> [Activity] Can you write out the whole listing exactly?

> [Records to process]
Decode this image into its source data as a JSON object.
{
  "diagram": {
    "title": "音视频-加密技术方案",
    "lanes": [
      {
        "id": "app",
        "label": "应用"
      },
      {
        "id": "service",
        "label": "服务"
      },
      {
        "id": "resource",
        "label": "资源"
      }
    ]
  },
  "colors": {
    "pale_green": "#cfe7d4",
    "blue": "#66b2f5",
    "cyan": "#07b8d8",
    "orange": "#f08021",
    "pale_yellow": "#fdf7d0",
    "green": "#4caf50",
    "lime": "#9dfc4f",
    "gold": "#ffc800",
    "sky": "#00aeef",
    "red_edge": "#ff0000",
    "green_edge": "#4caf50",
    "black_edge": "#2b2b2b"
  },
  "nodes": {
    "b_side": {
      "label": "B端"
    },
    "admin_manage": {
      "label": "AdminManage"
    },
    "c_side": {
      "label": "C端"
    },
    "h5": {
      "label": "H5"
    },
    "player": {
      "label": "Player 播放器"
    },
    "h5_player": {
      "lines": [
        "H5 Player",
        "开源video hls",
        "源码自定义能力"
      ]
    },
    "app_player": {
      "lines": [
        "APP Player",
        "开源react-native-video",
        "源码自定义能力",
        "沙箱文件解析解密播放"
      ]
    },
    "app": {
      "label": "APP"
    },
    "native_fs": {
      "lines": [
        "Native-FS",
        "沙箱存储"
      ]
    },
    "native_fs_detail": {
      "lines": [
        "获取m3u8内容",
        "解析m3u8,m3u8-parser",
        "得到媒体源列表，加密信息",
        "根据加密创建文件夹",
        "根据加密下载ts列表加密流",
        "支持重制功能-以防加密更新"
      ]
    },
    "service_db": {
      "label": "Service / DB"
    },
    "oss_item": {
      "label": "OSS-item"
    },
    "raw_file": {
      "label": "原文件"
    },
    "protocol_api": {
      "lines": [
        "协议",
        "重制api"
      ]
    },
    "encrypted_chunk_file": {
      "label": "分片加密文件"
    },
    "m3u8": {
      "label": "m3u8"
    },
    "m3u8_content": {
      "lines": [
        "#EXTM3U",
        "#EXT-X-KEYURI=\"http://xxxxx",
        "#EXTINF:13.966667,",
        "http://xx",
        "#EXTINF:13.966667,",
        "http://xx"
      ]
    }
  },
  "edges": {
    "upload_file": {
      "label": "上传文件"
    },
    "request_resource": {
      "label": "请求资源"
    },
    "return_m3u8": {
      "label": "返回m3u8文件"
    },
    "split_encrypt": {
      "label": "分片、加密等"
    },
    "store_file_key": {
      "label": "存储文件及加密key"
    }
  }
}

> [Solution for this exercise]
Decode this image into its source data as a JSON object.
{
  "diagram": {
    "title": "音视频-加密技术方案",
    "lanes": [
      {
        "id": "app",
        "label": "应用"
      },
      {
        "id": "service",
        "label": "服务"
      },
      {
        "id": "resource",
        "label": "资源"
      }
    ]
  },
  "colors": {
    "pale_green": "#cfe7d4",
    "blue": "#66b2f5",
    "cyan": "#07b8d8",
    "orange": "#f08021",
    "pale_yellow": "#fdf7d0",
    "green": "#4caf50",
    "lime": "#9dfc4f",
    "gold": "#ffc800",
    "sky": "#00aeef",
    "red_edge": "#ff0000",
    "green_edge": "#4caf50",
    "black_edge": "#2b2b2b"
  },
  "nodes": {
    "b_side": {
      "label": "B端"
    },
    "admin_manage": {
      "label": "AdminManage"
    },
    "c_side": {
      "label": "C端"
    },
    "h5": {
      "label": "H5"
    },
    "player": {
      "label": "Player 播放器"
    },
    "h5_player": {
      "lines": [
        "H5 Player",
        "开源video hls",
        "源码自定义能力"
      ]
    },
    "app_player": {
      "lines": [
        "APP Player",
        "开源react-native-video",
        "源码自定义能力",
        "沙箱文件解析解密播放"
      ]
    },
    "app": {
      "label": "APP"
    },
    "native_fs": {
      "lines": [
        "Native-FS",
        "沙箱存储"
      ]
    },
    "native_fs_detail": {
      "lines": [
        "获取m3u8内容",
        "解析m3u8,m3u8-parser",
        "得到媒体源列表，加密信息",
        "根据加密创建文件夹",
        "根据加密下载ts列表加密流",
        "支持重制功能-以防加密更新"
      ]
    },
    "service_db": {
      "label": "Service / DB"
    },
    "oss_item": {
      "label": "OSS-item"
    },
    "raw_file": {
      "label": "原文件"
    },
    "protocol_api": {
      "lines": [
        "协议",
        "重制api"
      ]
    },
    "encrypted_chunk_file": {
      "label": "分片加密文件"
    },
    "m3u8": {
      "label": "m3u8"
    },
    "m3u8_content": {
      "lines": [
        "#EXTM3U",
        "#EXT-X-KEYURI=\"http://xxxxx",
        "#EXTINF:13.966667,",
        "http://xx",
        "#EXTINF:13.966667,",
        "http://xx"
      ]
    }
  },
  "edges": {
    "upload_file": {
      "label": "上传文件"
    },
    "request_resource": {
      "label": "请求资源"
    },
    "return_m3u8": {
      "label": "返回m3u8文件"
    },
    "split_encrypt": {
      "label": "分片、加密等"
    },
    "store_file_key": {
      "label": "存储文件及加密key"
    }
  }
}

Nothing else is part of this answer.